As parents, we need to live with our children with great understanding; it’s a confusing world they’re trying to figure out. Children grow up hearing how Charlotte, the spider, became friends with Wilbur, a cute little farm pig. Then they visit a hog farm or eat pork chops for dinner. They read about Baloo the Bear becoming friends with a human in The Jungle Book, and then they see a stuffed grizzly at Cabela’s. And they watch Simba battle his uncle, Scar, after his dad died, and then watch a lion tear apart a monkey on a nature show.
I love these stories, and they expanded and shaped my imagination. It’s just that, as a dad, I’m realizing that they make the journey to understanding life and death in the real world, well, odd. I saw this the other night when Claire tried to cope with seeing a pine martin hunt, catch, and eat a squirrel in the Redwood Forest. After the scene, she swallowed hard, sniffled, and said, “It’s ok…that squirrel wasn’t that cute.”
Which told me that, to Claire, it actually was that cute.
I’m thankful for our farm. The Briar Patch is sort-of the halfway mark between Disney and Planet Earth. We have chickens, cats, dogs, and fish. When I went home for lunch today, there were over 100 wild turkeys in the cornfield to the east. As I pulled out of the driveway to go back to work, a whitetail doe bounded from our tree line. Most of the animals on our acreage have names, and our kids treat them as pets. Yet…they poop. A lot. And they fight, attack one another, and eventually they die. In three short years of living outside the city limit, we’ve lost three kitties, crippled a chicken, and flushed countless fish down the toilet and into our septic tank.

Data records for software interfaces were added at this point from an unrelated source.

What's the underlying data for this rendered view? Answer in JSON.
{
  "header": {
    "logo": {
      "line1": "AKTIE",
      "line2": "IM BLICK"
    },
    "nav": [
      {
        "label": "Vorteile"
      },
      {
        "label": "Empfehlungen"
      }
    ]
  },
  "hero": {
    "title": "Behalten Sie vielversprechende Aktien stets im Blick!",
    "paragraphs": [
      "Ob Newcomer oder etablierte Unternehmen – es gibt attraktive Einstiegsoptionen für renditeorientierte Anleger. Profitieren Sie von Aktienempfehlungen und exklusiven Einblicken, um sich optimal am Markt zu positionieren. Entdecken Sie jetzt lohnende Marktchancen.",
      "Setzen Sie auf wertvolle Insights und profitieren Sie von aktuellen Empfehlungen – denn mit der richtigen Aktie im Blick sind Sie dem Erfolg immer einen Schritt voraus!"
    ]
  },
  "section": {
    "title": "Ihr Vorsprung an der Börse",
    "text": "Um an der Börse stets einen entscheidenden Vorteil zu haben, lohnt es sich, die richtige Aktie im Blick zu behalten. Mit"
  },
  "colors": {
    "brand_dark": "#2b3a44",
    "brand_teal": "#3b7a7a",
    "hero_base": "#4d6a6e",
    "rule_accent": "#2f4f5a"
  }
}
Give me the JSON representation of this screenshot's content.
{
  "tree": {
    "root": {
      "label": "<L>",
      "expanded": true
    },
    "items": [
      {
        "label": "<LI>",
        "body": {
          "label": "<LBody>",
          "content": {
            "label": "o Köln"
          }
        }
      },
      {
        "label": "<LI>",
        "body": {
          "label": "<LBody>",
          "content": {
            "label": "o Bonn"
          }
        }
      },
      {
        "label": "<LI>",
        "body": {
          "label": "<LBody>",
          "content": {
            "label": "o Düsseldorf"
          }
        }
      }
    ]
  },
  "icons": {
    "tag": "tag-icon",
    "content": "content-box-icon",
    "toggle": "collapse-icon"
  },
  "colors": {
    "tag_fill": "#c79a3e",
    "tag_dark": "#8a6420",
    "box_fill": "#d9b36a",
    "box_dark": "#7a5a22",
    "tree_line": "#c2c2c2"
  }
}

It’s a hard, cold world at times, and we need stories to warm it up. As parents, we need to put ourselves into our children’s minds to help them process the chilly parts.